“By the turn of the Twenty-Second century, a new epoch in global survival had emerged. The human race was no longer concerned with sustainability as a trend, because it could no longer deny the fact that the world was in fact dying. The environmental catastrophes that surfaced in the Twenty-First century became increasingly frequent. Barraged with hurricanes, tornadoes, earthquakes, and tsunamis, mankind was at the brink of extinction. Read the rest of this entry »
Proposal by Sanzpont Arquitectura for the Changing The Face Competition. This project goes beyond the reconstruction of the facade of the building, and aims to promote Russian cultural life from the inside out. While the interior is used as a cinema, the exterior becomes the cultural landmark of the city being used as an Urban Stage for everyone. The outdoor stage is designed to host performances and public events, including theater, film and fashion shows, sculpture, sound and light art, dance, video and music. Lateral facades are designed unfolding the roof of the building from top to bottom, creating urban stairs to reach the top, plus 2 exterior elevators that allow people to access the roof using it as an urban balcony and a figure skating rink. The LED media wall is an element that makes the building come alive and is used as the Cultural Media Wall of the city. Powered with green energy, generates a visual urban display contributing to the Moscow’s cultural life. Read the rest of this entry »

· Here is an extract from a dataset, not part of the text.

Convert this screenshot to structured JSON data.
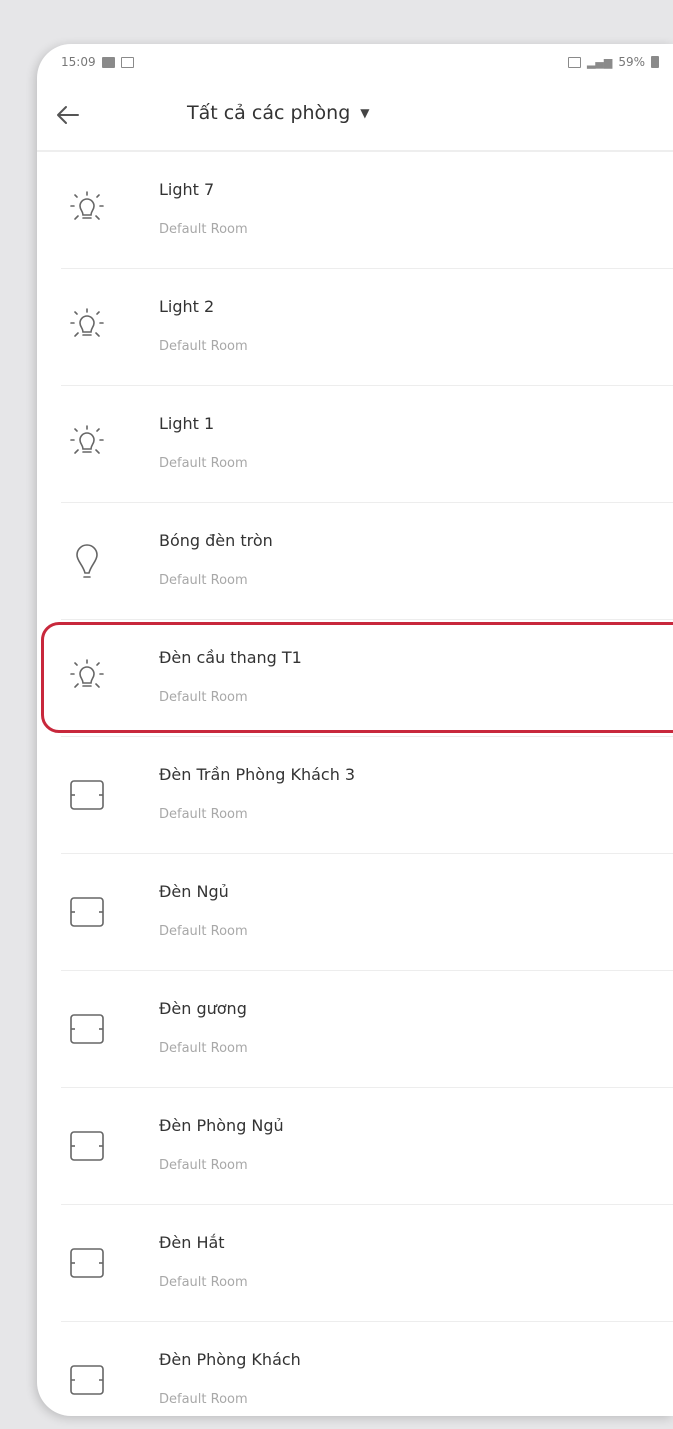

X|A is organizing an international workshop of Advanced Architectural Design, part of an ongoing academic research, which introduces participants into contemporary discussions of formal exploration in Architectureand Art, through technical attainment of design and production. The Omni(progra)chromatic by X|A is under the auspices of Benaki Museum, the Hellenic Institute of Architecture and the Athens School of fine Arts. It is an opportunity for architects, students of Architecture and Art, professionals designers and artists. Read the rest of this entry »
This project by computational architect Michael Hansmeyer involves the conception and design of a new column order based on subdivision processes. It explores how subdivision can define and embellish this column order with an elaborate system of ornament. An abstracted doric column is used as an input form to the subdivision processes. Unlike the minimal input of the Platonic Solids project, the abstracted column conveys a significant topographical and topological information about the form to be generated. The input form contains data about the proportions of the the column’s shaft, capital, and supplemental base. It also contains information about its fluting and entasis.
The input form is tagged to allow the subdivision process to distinguish between individual components. This allows a heterogeneous application of the process, with distinct local parameters settings. In addition to distinguishing among tagged components, the process parameters can be set to vary according to the input form’s topography as well as its topology. Finally, an environmental specification of parameters is possible to allow regional phenomena to occur. Read the rest of this entry »